• [Work to complete] Every record must be written out once more, with nothing added or omitted.

*** Opening Task material ***

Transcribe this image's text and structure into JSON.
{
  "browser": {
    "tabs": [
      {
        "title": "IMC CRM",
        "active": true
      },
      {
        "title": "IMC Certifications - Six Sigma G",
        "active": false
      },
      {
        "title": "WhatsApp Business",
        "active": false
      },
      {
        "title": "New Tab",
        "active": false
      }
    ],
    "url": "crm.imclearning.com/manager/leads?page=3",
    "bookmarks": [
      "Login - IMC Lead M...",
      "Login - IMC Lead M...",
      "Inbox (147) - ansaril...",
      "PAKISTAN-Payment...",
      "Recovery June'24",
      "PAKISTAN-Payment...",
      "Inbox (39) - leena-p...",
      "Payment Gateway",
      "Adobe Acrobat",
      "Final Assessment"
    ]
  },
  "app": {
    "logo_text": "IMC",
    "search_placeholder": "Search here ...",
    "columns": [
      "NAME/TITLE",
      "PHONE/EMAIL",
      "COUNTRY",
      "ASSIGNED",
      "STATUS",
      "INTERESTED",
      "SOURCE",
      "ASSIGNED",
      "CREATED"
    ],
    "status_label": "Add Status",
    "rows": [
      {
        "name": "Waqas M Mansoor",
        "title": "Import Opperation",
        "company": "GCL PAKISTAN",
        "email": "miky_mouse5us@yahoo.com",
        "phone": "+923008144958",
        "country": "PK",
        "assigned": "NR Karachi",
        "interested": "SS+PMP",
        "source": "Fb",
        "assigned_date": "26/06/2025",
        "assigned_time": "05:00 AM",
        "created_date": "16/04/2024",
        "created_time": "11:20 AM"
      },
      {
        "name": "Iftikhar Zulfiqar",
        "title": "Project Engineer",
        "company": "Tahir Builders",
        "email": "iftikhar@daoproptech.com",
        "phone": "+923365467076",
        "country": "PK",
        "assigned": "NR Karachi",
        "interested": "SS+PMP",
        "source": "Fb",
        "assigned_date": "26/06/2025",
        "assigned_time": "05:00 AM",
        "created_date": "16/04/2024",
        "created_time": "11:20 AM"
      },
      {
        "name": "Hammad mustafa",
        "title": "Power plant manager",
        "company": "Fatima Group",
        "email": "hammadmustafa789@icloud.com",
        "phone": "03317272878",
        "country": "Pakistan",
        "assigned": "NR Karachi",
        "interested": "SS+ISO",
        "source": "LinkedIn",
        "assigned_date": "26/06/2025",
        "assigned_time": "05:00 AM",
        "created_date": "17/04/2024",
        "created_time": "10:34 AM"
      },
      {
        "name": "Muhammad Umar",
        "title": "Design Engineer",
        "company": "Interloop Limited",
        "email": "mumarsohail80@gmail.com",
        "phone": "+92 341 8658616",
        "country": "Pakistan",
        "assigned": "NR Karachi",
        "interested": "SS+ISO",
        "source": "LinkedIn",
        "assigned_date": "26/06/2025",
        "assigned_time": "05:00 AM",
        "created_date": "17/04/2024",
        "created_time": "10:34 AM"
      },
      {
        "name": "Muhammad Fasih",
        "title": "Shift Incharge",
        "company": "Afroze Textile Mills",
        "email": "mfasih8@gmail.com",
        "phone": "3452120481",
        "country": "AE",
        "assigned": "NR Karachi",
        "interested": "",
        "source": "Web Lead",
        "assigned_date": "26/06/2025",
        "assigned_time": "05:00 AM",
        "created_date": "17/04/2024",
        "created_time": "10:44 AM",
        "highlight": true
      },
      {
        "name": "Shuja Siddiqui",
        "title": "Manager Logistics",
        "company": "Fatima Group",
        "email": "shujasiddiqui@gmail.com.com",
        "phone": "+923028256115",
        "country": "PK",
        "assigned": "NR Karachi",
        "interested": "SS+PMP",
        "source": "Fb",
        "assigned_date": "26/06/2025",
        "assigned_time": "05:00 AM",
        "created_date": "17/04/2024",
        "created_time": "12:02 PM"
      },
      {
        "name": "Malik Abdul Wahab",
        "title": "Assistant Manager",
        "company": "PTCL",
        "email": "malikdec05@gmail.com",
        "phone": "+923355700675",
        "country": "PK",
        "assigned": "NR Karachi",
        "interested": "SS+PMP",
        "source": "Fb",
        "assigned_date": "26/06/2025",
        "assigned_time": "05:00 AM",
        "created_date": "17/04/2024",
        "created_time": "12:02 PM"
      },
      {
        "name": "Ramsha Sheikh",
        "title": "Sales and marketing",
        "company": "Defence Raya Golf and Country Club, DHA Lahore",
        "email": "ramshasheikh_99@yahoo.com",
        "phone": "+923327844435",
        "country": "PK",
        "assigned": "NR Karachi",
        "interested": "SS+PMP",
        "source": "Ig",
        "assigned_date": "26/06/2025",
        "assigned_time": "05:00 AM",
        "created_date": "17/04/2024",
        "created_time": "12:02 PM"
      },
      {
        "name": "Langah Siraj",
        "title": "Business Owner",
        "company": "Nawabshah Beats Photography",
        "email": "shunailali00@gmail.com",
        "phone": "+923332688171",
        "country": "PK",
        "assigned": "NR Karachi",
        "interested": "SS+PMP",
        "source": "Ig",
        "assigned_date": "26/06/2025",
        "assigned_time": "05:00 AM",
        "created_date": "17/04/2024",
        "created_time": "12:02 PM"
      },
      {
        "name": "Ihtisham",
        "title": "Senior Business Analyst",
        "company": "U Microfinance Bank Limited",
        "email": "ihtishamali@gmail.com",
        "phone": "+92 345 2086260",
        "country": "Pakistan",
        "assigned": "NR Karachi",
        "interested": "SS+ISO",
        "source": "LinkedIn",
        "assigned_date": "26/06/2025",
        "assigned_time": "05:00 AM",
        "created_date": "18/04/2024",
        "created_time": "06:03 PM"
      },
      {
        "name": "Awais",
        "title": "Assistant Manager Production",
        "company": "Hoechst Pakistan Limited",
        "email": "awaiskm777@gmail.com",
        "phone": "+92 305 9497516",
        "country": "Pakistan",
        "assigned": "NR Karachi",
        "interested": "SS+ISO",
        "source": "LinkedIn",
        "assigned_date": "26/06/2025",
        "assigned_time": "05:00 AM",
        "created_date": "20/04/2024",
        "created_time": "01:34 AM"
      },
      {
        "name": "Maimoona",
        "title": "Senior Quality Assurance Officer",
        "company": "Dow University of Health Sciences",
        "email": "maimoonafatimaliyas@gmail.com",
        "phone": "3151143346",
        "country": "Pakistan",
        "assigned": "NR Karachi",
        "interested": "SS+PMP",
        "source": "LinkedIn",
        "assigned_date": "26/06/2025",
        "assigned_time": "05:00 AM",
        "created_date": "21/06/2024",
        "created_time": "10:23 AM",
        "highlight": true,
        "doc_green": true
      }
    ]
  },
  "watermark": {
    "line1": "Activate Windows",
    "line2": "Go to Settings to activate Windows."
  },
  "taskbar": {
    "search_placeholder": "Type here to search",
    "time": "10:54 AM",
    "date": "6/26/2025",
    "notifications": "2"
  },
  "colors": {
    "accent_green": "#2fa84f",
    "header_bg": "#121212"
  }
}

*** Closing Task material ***

• [Written solution]
Transcribe this image's text and structure into JSON.
{
  "browser": {
    "tabs": [
      {
        "title": "IMC CRM",
        "active": true
      },
      {
        "title": "IMC Certifications - Six Sigma G",
        "active": false
      },
      {
        "title": "WhatsApp Business",
        "active": false
      },
      {
        "title": "New Tab",
        "active": false
      }
    ],
    "url": "crm.imclearning.com/manager/leads?page=3",
    "bookmarks": [
      "Login - IMC Lead M...",
      "Login - IMC Lead M...",
      "Inbox (147) - ansaril...",
      "PAKISTAN-Payment...",
      "Recovery June'24",
      "PAKISTAN-Payment...",
      "Inbox (39) - leena-p...",
      "Payment Gateway",
      "Adobe Acrobat",
      "Final Assessment"
    ]
  },
  "app": {
    "logo_text": "IMC",
    "search_placeholder": "Search here ...",
    "columns": [
      "NAME/TITLE",
      "PHONE/EMAIL",
      "COUNTRY",
      "ASSIGNED",
      "STATUS",
      "INTERESTED",
      "SOURCE",
      "ASSIGNED",
      "CREATED"
    ],
    "status_label": "Add Status",
    "rows": [
      {
        "name": "Waqas M Mansoor",
        "title": "Import Opperation",
        "company": "GCL PAKISTAN",
        "email": "miky_mouse5us@yahoo.com",
        "phone": "+923008144958",
        "country": "PK",
        "assigned": "NR Karachi",
        "interested": "SS+PMP",
        "source": "Fb",
        "assigned_date": "26/06/2025",
        "assigned_time": "05:00 AM",
        "created_date": "16/04/2024",
        "created_time": "11:20 AM"
      },
      {
        "name": "Iftikhar Zulfiqar",
        "title": "Project Engineer",
        "company": "Tahir Builders",
        "email": "iftikhar@daoproptech.com",
        "phone": "+923365467076",
        "country": "PK",
        "assigned": "NR Karachi",
        "interested": "SS+PMP",
        "source": "Fb",
        "assigned_date": "26/06/2025",
        "assigned_time": "05:00 AM",
        "created_date": "16/04/2024",
        "created_time": "11:20 AM"
      },
      {
        "name": "Hammad mustafa",
        "title": "Power plant manager",
        "company": "Fatima Group",
        "email": "hammadmustafa789@icloud.com",
        "phone": "03317272878",
        "country": "Pakistan",
        "assigned": "NR Karachi",
        "interested": "SS+ISO",
        "source": "LinkedIn",
        "assigned_date": "26/06/2025",
        "assigned_time": "05:00 AM",
        "created_date": "17/04/2024",
        "created_time": "10:34 AM"
      },
      {
        "name": "Muhammad Umar",
        "title": "Design Engineer",
        "company": "Interloop Limited",
        "email": "mumarsohail80@gmail.com",
        "phone": "+92 341 8658616",
        "country": "Pakistan",
        "assigned": "NR Karachi",
        "interested": "SS+ISO",
        "source": "LinkedIn",
        "assigned_date": "26/06/2025",
        "assigned_time": "05:00 AM",
        "created_date": "17/04/2024",
        "created_time": "10:34 AM"
      },
      {
        "name": "Muhammad Fasih",
        "title": "Shift Incharge",
        "company": "Afroze Textile Mills",
        "email": "mfasih8@gmail.com",
        "phone": "3452120481",
        "country": "AE",
        "assigned": "NR Karachi",
        "interested": "",
        "source": "Web Lead",
        "assigned_date": "26/06/2025",
        "assigned_time": "05:00 AM",
        "created_date": "17/04/2024",
        "created_time": "10:44 AM",
        "highlight": true
      },
      {
        "name": "Shuja Siddiqui",
        "title": "Manager Logistics",
        "company": "Fatima Group",
        "email": "shujasiddiqui@gmail.com.com",
        "phone": "+923028256115",
        "country": "PK",
        "assigned": "NR Karachi",
        "interested": "SS+PMP",
        "source": "Fb",
        "assigned_date": "26/06/2025",
        "assigned_time": "05:00 AM",
        "created_date": "17/04/2024",
        "created_time": "12:02 PM"
      },
      {
        "name": "Malik Abdul Wahab",
        "title": "Assistant Manager",
        "company": "PTCL",
        "email": "malikdec05@gmail.com",
        "phone": "+923355700675",
        "country": "PK",
        "assigned": "NR Karachi",
        "interested": "SS+PMP",
        "source": "Fb",
        "assigned_date": "26/06/2025",
        "assigned_time": "05:00 AM",
        "created_date": "17/04/2024",
        "created_time": "12:02 PM"
      },
      {
        "name": "Ramsha Sheikh",
        "title": "Sales and marketing",
        "company": "Defence Raya Golf and Country Club, DHA Lahore",
        "email": "ramshasheikh_99@yahoo.com",
        "phone": "+923327844435",
        "country": "PK",
        "assigned": "NR Karachi",
        "interested": "SS+PMP",
        "source": "Ig",
        "assigned_date": "26/06/2025",
        "assigned_time": "05:00 AM",
        "created_date": "17/04/2024",
        "created_time": "12:02 PM"
      },
      {
        "name": "Langah Siraj",
        "title": "Business Owner",
        "company": "Nawabshah Beats Photography",
        "email": "shunailali00@gmail.com",
        "phone": "+923332688171",
        "country": "PK",
        "assigned": "NR Karachi",
        "interested": "SS+PMP",
        "source": "Ig",
        "assigned_date": "26/06/2025",
        "assigned_time": "05:00 AM",
        "created_date": "17/04/2024",
        "created_time": "12:02 PM"
      },
      {
        "name": "Ihtisham",
        "title": "Senior Business Analyst",
        "company": "U Microfinance Bank Limited",
        "email": "ihtishamali@gmail.com",
        "phone": "+92 345 2086260",
        "country": "Pakistan",
        "assigned": "NR Karachi",
        "interested": "SS+ISO",
        "source": "LinkedIn",
        "assigned_date": "26/06/2025",
        "assigned_time": "05:00 AM",
        "created_date": "18/04/2024",
        "created_time": "06:03 PM"
      },
      {
        "name": "Awais",
        "title": "Assistant Manager Production",
        "company": "Hoechst Pakistan Limited",
        "email": "awaiskm777@gmail.com",
        "phone": "+92 305 9497516",
        "country": "Pakistan",
        "assigned": "NR Karachi",
        "interested": "SS+ISO",
        "source": "LinkedIn",
        "assigned_date": "26/06/2025",
        "assigned_time": "05:00 AM",
        "created_date": "20/04/2024",
        "created_time": "01:34 AM"
      },
      {
        "name": "Maimoona",
        "title": "Senior Quality Assurance Officer",
        "company": "Dow University of Health Sciences",
        "email": "maimoonafatimaliyas@gmail.com",
        "phone": "3151143346",
        "country": "Pakistan",
        "assigned": "NR Karachi",
        "interested": "SS+PMP",
        "source": "LinkedIn",
        "assigned_date": "26/06/2025",
        "assigned_time": "05:00 AM",
        "created_date": "21/06/2024",
        "created_time": "10:23 AM",
        "highlight": true,
        "doc_green": true
      }
    ]
  },
  "watermark": {
    "line1": "Activate Windows",
    "line2": "Go to Settings to activate Windows."
  },
  "taskbar": {
    "search_placeholder": "Type here to search",
    "time": "10:54 AM",
    "date": "6/26/2025",
    "notifications": "2"
  },
  "colors": {
    "accent_green": "#2fa84f",
    "header_bg": "#121212"
  }
}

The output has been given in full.